*WHAT IS REQUIRED*
Locate the string "this" in the records below. Copy every line where it occurs.

[Excerpts from an interface dataset]
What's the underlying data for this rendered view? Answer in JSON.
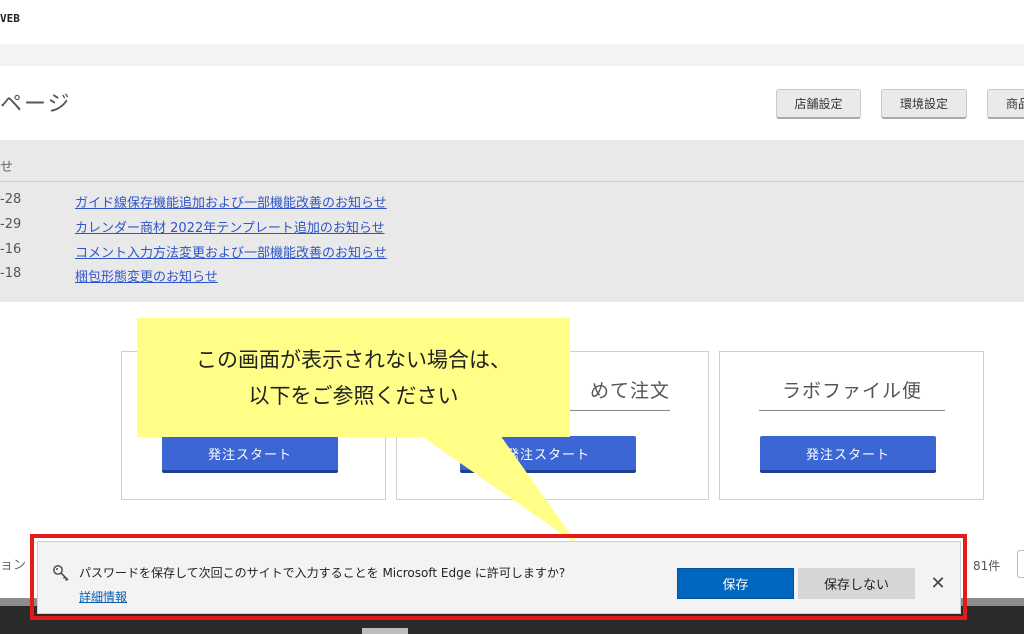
{
  "header": {
    "logo": "VEB",
    "page_title": "ページ",
    "buttons": [
      "店舗設定",
      "環境設定",
      "商品"
    ]
  },
  "notices": {
    "heading": "せ",
    "items": [
      {
        "date": "-28",
        "title": "ガイド線保存機能追加および一部機能改善のお知らせ"
      },
      {
        "date": "-29",
        "title": "カレンダー商材 2022年テンプレート追加のお知らせ"
      },
      {
        "date": "-16",
        "title": "コメント入力方法変更および一部機能改善のお知らせ"
      },
      {
        "date": "-18",
        "title": "梱包形態変更のお知らせ"
      }
    ]
  },
  "cards": [
    {
      "title": "",
      "button": "発注スタート"
    },
    {
      "title": "めて注文",
      "button": "発注スタート"
    },
    {
      "title": "ラボファイル便",
      "button": "発注スタート"
    }
  ],
  "callout": {
    "line1": "この画面が表示されない場合は、",
    "line2": "以下をご参照ください"
  },
  "footer": {
    "left_text": "ョン",
    "count": "81件"
  },
  "edge_prompt": {
    "message": "パスワードを保存して次回このサイトで入力することを Microsoft Edge に許可しますか?",
    "details_link": "詳細情報",
    "save_label": "保存",
    "no_save_label": "保存しない",
    "close_glyph": "✕"
  },
  "colors": {
    "accent_blue": "#3b66d4",
    "edge_blue": "#0067c0",
    "callout_yellow": "#ffff88",
    "highlight_red": "#e31b1b",
    "link_blue": "#2f56c8"
  }
}
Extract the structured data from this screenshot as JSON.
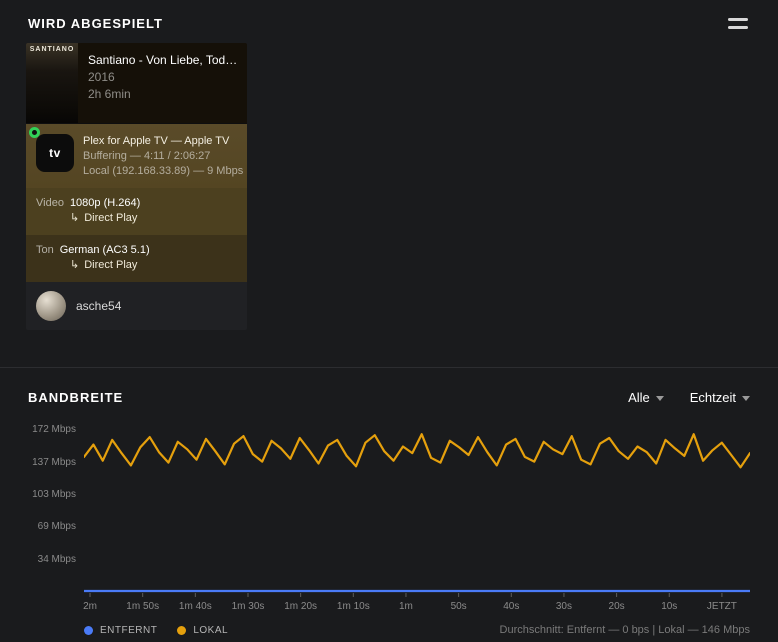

*RESULT OF THE EXERCISE*
What's the underlying data for this rendered view? Answer in JSON.
Extract the structured data from this screenshot as JSON.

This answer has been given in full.